▸ **ACTION ITEM**:
Leave out the pictures and copy every record exactly.

▸ **DATA EXTRACT**:
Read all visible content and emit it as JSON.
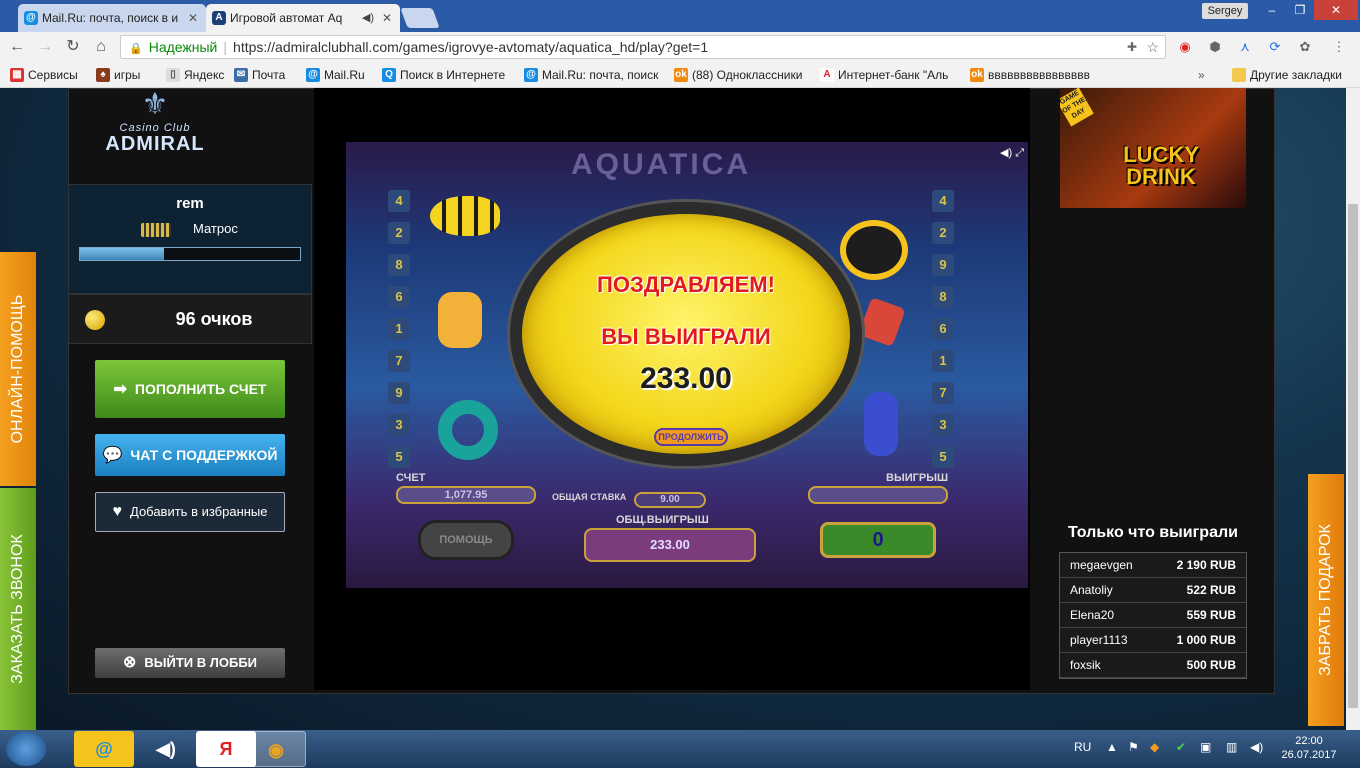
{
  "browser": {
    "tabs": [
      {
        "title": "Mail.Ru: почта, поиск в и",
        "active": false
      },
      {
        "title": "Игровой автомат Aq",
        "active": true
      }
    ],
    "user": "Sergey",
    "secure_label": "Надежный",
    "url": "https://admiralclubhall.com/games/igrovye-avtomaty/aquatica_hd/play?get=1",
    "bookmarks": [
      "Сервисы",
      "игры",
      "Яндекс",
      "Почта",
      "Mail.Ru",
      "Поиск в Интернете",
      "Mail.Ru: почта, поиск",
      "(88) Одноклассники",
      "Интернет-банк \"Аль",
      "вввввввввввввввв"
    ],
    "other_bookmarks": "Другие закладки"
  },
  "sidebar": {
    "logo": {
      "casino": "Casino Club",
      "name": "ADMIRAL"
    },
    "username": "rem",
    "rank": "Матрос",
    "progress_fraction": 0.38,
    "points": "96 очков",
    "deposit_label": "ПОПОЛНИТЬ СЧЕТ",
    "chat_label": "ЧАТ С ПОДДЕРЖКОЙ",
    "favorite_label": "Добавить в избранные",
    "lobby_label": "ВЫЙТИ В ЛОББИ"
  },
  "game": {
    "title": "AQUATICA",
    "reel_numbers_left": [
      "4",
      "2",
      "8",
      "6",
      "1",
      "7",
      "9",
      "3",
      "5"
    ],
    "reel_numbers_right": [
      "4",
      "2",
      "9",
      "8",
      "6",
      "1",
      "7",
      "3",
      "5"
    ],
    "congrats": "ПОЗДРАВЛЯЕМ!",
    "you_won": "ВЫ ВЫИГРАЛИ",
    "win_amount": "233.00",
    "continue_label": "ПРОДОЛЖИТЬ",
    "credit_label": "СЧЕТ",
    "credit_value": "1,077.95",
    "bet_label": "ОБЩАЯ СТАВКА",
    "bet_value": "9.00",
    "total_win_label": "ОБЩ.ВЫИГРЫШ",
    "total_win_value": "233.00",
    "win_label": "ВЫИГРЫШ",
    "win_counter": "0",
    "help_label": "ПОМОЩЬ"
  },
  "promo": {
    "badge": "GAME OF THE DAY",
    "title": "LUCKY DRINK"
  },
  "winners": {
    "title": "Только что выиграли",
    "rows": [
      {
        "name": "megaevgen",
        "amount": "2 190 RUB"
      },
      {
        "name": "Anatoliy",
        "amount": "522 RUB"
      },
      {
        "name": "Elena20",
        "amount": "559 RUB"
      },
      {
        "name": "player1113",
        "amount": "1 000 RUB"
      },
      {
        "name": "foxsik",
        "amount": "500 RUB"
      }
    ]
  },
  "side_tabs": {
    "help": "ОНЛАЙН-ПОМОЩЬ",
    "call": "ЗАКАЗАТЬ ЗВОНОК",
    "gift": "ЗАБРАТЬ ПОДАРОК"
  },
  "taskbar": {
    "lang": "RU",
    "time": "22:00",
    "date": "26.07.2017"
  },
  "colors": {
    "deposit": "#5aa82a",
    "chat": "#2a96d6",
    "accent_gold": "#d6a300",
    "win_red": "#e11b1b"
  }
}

▸ **RESULT FOR THIS EXERCISE**:
Read all visible content and emit it as JSON.
{
  "browser": {
    "tabs": [
      {
        "title": "Mail.Ru: почта, поиск в и",
        "active": false
      },
      {
        "title": "Игровой автомат Aq",
        "active": true
      }
    ],
    "user": "Sergey",
    "secure_label": "Надежный",
    "url": "https://admiralclubhall.com/games/igrovye-avtomaty/aquatica_hd/play?get=1",
    "bookmarks": [
      "Сервисы",
      "игры",
      "Яндекс",
      "Почта",
      "Mail.Ru",
      "Поиск в Интернете",
      "Mail.Ru: почта, поиск",
      "(88) Одноклассники",
      "Интернет-банк \"Аль",
      "вввввввввввввввв"
    ],
    "other_bookmarks": "Другие закладки"
  },
  "sidebar": {
    "logo": {
      "casino": "Casino Club",
      "name": "ADMIRAL"
    },
    "username": "rem",
    "rank": "Матрос",
    "progress_fraction": 0.38,
    "points": "96 очков",
    "deposit_label": "ПОПОЛНИТЬ СЧЕТ",
    "chat_label": "ЧАТ С ПОДДЕРЖКОЙ",
    "favorite_label": "Добавить в избранные",
    "lobby_label": "ВЫЙТИ В ЛОББИ"
  },
  "game": {
    "title": "AQUATICA",
    "reel_numbers_left": [
      "4",
      "2",
      "8",
      "6",
      "1",
      "7",
      "9",
      "3",
      "5"
    ],
    "reel_numbers_right": [
      "4",
      "2",
      "9",
      "8",
      "6",
      "1",
      "7",
      "3",
      "5"
    ],
    "congrats": "ПОЗДРАВЛЯЕМ!",
    "you_won": "ВЫ ВЫИГРАЛИ",
    "win_amount": "233.00",
    "continue_label": "ПРОДОЛЖИТЬ",
    "credit_label": "СЧЕТ",
    "credit_value": "1,077.95",
    "bet_label": "ОБЩАЯ СТАВКА",
    "bet_value": "9.00",
    "total_win_label": "ОБЩ.ВЫИГРЫШ",
    "total_win_value": "233.00",
    "win_label": "ВЫИГРЫШ",
    "win_counter": "0",
    "help_label": "ПОМОЩЬ"
  },
  "promo": {
    "badge": "GAME OF THE DAY",
    "title": "LUCKY DRINK"
  },
  "winners": {
    "title": "Только что выиграли",
    "rows": [
      {
        "name": "megaevgen",
        "amount": "2 190 RUB"
      },
      {
        "name": "Anatoliy",
        "amount": "522 RUB"
      },
      {
        "name": "Elena20",
        "amount": "559 RUB"
      },
      {
        "name": "player1113",
        "amount": "1 000 RUB"
      },
      {
        "name": "foxsik",
        "amount": "500 RUB"
      }
    ]
  },
  "side_tabs": {
    "help": "ОНЛАЙН-ПОМОЩЬ",
    "call": "ЗАКАЗАТЬ ЗВОНОК",
    "gift": "ЗАБРАТЬ ПОДАРОК"
  },
  "taskbar": {
    "lang": "RU",
    "time": "22:00",
    "date": "26.07.2017"
  },
  "colors": {
    "deposit": "#5aa82a",
    "chat": "#2a96d6",
    "accent_gold": "#d6a300",
    "win_red": "#e11b1b"
  }
}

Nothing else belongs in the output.